The NOAA Marine Debris Program supports research projects that help to address some of these unanswered questions—questions like: What are the biggest debris sources and what types are most abundant? How is marine debris really affecting natural resources and our economy? Are the chemicals in plastics leaching out into the marine environment? By answering some of these unknowns, research can help us to mitigate impacts, improve current fishing gear setups, and raise awareness of the issue by improving our understanding of marine debris’ harmful impacts.
Here is a small sampling of the research supported by the NOAA Marine Debris Program.

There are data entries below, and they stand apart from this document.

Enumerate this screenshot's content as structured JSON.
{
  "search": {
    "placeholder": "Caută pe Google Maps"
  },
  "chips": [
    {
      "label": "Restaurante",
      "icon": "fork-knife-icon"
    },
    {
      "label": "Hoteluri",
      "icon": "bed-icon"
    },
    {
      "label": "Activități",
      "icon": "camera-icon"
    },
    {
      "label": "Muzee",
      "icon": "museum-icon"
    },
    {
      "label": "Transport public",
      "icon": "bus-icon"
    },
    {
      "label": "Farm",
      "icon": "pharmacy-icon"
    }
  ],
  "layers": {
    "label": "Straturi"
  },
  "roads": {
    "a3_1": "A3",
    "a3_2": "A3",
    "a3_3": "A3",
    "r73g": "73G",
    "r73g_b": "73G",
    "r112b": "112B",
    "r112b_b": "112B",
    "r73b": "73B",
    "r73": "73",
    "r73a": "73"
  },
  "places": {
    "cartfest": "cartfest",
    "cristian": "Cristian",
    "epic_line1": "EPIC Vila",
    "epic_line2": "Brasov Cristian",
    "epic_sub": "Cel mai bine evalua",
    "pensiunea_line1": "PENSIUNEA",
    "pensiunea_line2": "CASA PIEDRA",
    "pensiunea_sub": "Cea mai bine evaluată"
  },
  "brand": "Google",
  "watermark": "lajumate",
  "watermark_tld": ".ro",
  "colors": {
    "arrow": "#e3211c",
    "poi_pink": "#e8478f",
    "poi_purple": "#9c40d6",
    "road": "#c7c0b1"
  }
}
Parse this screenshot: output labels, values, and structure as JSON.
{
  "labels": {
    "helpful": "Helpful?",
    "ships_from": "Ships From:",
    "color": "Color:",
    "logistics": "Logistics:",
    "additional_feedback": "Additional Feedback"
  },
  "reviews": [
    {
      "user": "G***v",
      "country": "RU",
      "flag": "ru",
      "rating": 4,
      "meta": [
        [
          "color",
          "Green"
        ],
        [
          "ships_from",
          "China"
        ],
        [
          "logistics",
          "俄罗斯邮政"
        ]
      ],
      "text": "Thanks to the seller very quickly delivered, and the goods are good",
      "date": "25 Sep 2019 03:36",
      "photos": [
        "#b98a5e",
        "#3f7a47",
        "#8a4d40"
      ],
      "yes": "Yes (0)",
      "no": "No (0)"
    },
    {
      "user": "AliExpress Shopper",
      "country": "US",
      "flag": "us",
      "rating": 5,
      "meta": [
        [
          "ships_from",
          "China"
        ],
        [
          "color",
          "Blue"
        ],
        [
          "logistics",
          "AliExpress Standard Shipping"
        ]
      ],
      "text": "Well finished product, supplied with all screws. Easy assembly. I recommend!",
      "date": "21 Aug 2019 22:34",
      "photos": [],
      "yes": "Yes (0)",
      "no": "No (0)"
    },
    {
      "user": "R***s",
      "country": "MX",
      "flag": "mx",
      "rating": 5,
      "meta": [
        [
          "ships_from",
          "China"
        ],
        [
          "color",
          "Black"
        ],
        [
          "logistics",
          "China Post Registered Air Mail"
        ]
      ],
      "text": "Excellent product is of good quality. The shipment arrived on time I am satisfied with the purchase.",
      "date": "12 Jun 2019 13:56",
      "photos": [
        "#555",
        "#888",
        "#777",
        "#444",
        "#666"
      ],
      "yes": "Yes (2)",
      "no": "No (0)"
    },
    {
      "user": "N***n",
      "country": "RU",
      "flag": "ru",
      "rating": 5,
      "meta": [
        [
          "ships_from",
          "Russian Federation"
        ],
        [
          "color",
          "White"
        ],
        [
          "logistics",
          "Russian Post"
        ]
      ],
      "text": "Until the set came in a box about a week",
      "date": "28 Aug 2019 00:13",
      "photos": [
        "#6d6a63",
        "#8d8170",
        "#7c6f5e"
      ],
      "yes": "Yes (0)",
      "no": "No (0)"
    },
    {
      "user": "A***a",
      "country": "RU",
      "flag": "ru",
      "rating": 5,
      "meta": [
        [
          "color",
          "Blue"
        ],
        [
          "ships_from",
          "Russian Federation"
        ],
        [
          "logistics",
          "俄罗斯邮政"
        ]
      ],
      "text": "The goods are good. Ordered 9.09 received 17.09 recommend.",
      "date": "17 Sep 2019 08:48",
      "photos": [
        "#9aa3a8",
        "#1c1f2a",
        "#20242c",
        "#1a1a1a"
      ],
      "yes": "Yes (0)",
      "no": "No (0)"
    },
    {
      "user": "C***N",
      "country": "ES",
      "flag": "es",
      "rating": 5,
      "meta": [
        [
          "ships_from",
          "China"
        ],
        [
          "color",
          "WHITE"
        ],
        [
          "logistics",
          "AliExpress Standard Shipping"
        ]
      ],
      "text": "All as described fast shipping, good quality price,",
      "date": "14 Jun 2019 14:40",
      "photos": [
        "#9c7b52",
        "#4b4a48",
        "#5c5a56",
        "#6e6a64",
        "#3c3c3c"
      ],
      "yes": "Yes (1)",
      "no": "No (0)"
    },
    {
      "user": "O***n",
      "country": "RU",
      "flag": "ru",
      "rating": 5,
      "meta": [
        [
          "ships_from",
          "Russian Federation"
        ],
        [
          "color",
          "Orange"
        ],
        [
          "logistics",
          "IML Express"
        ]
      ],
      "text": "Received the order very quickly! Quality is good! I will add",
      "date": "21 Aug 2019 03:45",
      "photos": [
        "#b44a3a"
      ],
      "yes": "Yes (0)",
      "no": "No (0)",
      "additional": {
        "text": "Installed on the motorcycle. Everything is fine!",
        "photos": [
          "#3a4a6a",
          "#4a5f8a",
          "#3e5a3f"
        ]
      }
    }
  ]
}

Click each project to learn more:
Analysis of Microplastics in Chesapeake Bay and Coastal Mid-Atlantic Water Samples: For this project, the University of Maryland’s Wye Research and Education Center Aquatic Toxicology Group looked at water samples from different areas of the Chesapeake Bay to assess the presence of microplastics and to find any trends between location and microplastic concentration.
Influence of Environmental Conditions on Contaminants Leaching From, and Sorbing To, Marine Microplastic Debris: The Virginia Institute of Marine Science is researching how various factors, like characteristics of the environment, may affect the contaminants leaching from (or attaching to) microplastic debris.
Examining Microplastic Occurrence in the Gut Contents of Sargassum-Associated Juvenile Fishes: The University of Southern Mississippi is investigating if fish that use floating algae as habitat (where marine debris can often be found) are eating microplastics with their natural diet and if so, how much.
Quantification of Marine Microplastics in the Surface Waters of the Gulf of Alaska: The University of Washington Tacoma and UW’s Joint Institute for the Study of the Atmosphere and Ocean used water samples from the Gulf of Alaska to determine the general distribution and quantity of microplastics, as well as to determine if the 2011 Japan tsunami had an effect on microplastic accumulation in that area.